PROFFESTIONAL hunting is an exciting and rewarding career choice. Spending time in the great outdoors and around the campfire with wonderful people – clients, trackers, camp staff, fellow professionals – leaves one with unforgettable memories.
The job also demands serious commitment and hard work. Long hours, often under trying circumstances, and weeks on end away from home and loved ones make it very challenging. It is also not all adventure and glamour – office and client admin takes up a lot of time and needs to be impeccable. The market is extremely competitive and marketing trips are very expensive. It takes many years to establish oneself in the market. Serious commitment is required! Remember, PHASA is there to assist you, as best we can, every step of the way.
A professional hunter guides and is responsible for the safety, well-being and conduct of a “client” during the course of a safari. A “client” is a person who is not normally resident in South Africa and who pays to hunt here. The safari is arranged (“outfitted”) by a hunting outfitter or hunting contractor. The outfitter employs the professional hunter for the duration of the safari.
In order to legally operate as a professional hunter and/or hunting outfitter, one must be in possession of a valid permit issued by the provincial authorities for the province where one will operate. Professional hunter permits may only be issued to SA citizens/permanent residents or persons in possession of a work permit in terms of the Aliens Act.
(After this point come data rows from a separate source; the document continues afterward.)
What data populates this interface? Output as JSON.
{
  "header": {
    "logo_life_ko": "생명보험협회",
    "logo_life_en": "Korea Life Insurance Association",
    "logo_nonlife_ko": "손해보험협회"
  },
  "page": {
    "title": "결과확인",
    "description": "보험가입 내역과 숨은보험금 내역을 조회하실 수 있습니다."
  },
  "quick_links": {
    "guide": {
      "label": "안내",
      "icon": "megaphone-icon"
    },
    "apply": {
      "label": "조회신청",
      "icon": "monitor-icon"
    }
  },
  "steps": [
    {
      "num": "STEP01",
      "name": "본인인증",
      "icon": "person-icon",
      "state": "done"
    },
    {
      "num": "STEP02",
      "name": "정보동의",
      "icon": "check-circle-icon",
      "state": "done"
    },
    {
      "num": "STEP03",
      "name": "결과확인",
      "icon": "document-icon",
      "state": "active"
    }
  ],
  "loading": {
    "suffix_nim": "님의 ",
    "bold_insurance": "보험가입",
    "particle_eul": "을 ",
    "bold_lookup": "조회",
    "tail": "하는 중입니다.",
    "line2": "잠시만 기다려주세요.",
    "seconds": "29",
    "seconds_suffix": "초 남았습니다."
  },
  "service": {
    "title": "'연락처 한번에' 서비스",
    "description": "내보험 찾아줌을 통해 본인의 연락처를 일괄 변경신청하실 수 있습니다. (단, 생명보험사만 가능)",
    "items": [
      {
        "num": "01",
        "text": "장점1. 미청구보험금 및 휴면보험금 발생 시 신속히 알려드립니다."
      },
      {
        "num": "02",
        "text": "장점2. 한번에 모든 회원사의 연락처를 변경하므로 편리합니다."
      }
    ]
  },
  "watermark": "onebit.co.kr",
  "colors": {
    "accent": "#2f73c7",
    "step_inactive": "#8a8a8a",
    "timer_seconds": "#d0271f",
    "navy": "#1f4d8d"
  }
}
Such persons must have attended a professional hunting school and successfully completed and passed the professional hunting course and theoretical and practical exams.
Outfitter permits may only be issued to persons who are licensed professional hunters. In addition, such persons must have operated as professional hunters for at least three years or be a landowner. Permits are renewed periodically. In order to qualify for renewal the professional hunter and hunting outfitter are required to submit a minimum number of returns in respect of hunts conducted. The renewal periods and minimum returns vary from province to province.
The professional hunter and hunting outfitter both have important responsibilities. They must ensure that the necessary permits, licences and other documents are obtained so that the client may hunt legally and that the client is in possession thereof.
The professional hunter must see to the welfare of his/her client and be responsible for the client’s safety while in the camp and hunting area. He must guide the client during the hunt and ensure that the client does not contravene the law.
The hunting outfitter must ensure that all written agreements are in place, that a licensed professional hunter will guide the client and that facilities that meet certain stipulated requirements are provided.
The professional hunter must ensure that all trophies are skinned and prepared according to the correct methods. The outfitter obtains the necessary permits to transport and export the client’s trophies.
Of particular importance are the responsibilities of the outfitter when advertising hunting opportunities. Any misleading or ambiguous information must be avoided. For example: the terms “Greater Kruger” or “KNP” or any wording implying that the animals on offer are in any way part of the Kruger National Park’s population, should not to be used in any advertising or marketing of hunts in the APN Reserves or other areas adjoining the Kruger National Park.
A list of professional hunting schools and training providers is available from the PHASA office: [email protected] These schools are accredited by Nature Conservation and are PHASA members. Courses are offered in all the provinces.